YOUR ASSIGNMENT: For every line in the entries that contains "JSON", show the whole line.

EXCERPTED DATA:
-- -- --

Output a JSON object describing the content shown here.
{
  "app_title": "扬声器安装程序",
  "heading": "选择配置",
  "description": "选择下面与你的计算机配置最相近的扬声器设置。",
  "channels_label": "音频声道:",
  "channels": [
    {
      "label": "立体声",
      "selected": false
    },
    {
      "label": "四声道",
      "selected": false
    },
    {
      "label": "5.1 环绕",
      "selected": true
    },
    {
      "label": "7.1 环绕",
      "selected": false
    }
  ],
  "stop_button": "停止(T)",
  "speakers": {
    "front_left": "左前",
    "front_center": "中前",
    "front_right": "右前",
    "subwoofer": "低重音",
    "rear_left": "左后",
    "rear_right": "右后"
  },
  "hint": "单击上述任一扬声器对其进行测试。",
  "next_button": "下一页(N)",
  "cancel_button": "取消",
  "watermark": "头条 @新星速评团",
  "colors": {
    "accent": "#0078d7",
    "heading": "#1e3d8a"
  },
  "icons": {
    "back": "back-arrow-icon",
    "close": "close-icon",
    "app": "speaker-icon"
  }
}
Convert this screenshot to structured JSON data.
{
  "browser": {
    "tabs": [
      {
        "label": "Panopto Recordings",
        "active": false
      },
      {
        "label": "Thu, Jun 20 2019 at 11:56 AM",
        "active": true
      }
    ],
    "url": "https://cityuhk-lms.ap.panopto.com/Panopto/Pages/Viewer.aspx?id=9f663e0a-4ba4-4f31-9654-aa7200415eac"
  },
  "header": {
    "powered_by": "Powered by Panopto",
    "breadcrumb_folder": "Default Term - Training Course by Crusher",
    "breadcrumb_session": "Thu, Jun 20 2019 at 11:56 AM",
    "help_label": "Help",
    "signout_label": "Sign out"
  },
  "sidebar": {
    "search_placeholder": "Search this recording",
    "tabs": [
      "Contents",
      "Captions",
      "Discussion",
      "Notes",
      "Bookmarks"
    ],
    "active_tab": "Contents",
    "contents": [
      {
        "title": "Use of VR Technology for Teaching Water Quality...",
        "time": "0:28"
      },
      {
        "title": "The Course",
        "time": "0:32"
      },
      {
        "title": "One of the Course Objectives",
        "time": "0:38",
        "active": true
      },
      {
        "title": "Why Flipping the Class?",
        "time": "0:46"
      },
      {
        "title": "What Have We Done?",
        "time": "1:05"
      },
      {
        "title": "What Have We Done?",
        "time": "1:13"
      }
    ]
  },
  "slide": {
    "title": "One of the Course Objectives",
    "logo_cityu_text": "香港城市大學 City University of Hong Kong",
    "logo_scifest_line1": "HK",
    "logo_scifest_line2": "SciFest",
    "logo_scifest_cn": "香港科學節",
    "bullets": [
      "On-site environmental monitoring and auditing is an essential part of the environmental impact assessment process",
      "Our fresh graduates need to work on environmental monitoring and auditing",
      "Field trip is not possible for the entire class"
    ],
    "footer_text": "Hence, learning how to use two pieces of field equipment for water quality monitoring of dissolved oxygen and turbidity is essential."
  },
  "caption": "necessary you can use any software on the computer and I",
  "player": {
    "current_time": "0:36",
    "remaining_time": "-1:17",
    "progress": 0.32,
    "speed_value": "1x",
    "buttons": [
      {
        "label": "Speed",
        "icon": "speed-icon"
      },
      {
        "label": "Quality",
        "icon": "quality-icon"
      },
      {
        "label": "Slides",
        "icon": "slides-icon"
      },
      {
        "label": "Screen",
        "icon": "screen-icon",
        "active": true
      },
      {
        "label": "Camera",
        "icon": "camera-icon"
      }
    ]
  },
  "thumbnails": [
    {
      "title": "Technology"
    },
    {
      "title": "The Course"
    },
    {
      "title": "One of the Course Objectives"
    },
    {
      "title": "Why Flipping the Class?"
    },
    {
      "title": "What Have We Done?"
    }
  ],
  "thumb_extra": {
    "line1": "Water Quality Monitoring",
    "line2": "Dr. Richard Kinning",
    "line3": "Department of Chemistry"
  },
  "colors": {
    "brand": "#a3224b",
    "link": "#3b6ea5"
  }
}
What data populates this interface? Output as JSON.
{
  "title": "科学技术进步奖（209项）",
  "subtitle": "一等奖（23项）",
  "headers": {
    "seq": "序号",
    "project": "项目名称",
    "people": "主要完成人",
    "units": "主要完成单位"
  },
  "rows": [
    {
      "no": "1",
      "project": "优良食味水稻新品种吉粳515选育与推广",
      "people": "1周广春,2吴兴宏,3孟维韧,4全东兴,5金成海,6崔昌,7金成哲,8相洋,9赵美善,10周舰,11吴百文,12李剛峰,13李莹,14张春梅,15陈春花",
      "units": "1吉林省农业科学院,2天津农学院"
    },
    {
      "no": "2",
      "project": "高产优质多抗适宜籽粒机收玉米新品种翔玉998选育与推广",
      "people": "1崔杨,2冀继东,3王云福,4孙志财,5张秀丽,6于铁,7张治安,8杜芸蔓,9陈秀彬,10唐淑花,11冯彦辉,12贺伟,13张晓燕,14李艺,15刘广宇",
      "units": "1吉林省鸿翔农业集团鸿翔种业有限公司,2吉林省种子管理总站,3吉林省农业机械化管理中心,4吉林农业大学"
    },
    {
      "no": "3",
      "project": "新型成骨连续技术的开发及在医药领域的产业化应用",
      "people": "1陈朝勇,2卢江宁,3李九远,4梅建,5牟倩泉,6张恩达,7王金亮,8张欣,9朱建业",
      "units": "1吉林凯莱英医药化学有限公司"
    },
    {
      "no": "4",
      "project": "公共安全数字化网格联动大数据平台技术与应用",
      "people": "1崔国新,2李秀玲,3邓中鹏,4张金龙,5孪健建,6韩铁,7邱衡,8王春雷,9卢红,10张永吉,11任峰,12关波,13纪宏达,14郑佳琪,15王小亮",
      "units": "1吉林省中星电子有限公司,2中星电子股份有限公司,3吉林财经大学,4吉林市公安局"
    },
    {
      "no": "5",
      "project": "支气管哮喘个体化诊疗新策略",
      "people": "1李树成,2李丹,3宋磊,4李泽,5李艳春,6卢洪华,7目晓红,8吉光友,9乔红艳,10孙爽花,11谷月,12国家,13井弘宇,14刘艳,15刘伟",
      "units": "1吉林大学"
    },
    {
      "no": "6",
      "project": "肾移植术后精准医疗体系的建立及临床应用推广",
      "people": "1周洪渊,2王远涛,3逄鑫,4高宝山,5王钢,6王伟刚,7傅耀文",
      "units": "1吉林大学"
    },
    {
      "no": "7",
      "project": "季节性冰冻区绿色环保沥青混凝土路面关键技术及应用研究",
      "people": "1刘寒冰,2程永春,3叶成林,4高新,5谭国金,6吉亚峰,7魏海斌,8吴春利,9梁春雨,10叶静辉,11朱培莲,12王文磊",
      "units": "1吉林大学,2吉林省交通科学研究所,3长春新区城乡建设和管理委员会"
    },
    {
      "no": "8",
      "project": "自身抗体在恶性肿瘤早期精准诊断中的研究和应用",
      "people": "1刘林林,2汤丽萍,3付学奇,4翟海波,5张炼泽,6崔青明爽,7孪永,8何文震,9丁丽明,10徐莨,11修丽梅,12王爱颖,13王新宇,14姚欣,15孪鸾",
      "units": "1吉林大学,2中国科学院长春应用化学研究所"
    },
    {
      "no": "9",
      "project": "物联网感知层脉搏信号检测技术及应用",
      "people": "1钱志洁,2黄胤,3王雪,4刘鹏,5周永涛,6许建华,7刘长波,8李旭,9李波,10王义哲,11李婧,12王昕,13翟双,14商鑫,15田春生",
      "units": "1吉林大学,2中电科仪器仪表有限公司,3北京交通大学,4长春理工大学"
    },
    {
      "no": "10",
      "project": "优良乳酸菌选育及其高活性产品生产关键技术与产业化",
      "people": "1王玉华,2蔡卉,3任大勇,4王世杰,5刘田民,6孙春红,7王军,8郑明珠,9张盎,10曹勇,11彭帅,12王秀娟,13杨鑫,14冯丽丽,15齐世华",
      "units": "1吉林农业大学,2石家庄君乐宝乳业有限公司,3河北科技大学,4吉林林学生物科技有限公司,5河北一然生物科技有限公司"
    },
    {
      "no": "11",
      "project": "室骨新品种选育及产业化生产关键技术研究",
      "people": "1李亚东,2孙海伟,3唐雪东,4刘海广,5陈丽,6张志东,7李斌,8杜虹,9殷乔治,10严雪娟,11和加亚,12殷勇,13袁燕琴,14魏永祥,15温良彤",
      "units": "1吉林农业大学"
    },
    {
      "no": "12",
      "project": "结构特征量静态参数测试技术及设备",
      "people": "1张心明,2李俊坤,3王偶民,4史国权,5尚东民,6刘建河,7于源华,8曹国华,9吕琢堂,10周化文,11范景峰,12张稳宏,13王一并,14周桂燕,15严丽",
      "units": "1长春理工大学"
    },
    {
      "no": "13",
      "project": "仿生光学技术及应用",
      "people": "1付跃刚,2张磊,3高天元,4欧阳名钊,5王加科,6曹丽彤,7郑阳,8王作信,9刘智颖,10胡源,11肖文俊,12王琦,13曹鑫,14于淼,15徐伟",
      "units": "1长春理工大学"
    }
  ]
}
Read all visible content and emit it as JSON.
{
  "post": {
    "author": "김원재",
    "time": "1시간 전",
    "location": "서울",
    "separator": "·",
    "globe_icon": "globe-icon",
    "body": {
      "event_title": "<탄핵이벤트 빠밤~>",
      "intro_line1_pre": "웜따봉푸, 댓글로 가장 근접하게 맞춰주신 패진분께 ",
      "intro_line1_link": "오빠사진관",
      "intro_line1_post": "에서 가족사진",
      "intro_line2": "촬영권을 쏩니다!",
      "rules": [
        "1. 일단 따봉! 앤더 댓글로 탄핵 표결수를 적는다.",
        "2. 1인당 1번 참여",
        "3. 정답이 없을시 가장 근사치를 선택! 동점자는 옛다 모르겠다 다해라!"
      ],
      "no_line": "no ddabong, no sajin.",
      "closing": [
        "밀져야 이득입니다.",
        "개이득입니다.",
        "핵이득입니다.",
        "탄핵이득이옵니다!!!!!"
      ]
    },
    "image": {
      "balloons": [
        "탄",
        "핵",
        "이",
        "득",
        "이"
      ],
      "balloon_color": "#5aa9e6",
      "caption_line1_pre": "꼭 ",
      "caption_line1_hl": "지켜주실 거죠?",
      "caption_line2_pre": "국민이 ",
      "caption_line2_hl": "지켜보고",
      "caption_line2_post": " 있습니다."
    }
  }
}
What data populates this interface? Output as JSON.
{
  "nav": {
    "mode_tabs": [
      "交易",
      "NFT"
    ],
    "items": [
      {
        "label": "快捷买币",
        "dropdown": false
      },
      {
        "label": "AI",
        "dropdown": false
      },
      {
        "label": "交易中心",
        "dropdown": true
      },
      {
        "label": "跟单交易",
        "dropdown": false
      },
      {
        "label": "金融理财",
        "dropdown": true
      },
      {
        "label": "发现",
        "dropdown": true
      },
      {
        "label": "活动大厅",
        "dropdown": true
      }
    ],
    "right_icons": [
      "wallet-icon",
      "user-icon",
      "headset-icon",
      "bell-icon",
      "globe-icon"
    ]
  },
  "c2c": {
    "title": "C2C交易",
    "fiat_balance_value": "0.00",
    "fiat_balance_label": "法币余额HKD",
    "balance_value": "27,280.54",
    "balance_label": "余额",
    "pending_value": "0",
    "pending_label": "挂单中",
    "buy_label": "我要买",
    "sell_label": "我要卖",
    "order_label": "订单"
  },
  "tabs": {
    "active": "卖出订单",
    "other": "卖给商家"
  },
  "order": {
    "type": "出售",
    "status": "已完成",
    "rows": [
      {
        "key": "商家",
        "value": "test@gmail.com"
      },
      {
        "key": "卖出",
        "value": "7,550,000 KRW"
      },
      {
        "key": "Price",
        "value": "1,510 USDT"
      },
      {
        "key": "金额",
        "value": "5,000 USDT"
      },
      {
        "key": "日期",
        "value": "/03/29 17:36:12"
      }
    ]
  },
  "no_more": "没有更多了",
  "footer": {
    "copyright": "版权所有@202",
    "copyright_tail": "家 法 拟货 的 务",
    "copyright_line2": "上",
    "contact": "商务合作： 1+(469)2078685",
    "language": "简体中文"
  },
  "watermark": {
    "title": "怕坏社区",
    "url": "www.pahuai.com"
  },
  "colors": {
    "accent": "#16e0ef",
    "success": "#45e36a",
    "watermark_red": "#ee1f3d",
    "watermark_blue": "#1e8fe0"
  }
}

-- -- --

RESULT:
Output a JSON object describing the content shown here.
Convert this screenshot to structured JSON data.
What data populates this interface? Output as JSON.
Read all visible content and emit it as JSON.
What data populates this interface? Output as JSON.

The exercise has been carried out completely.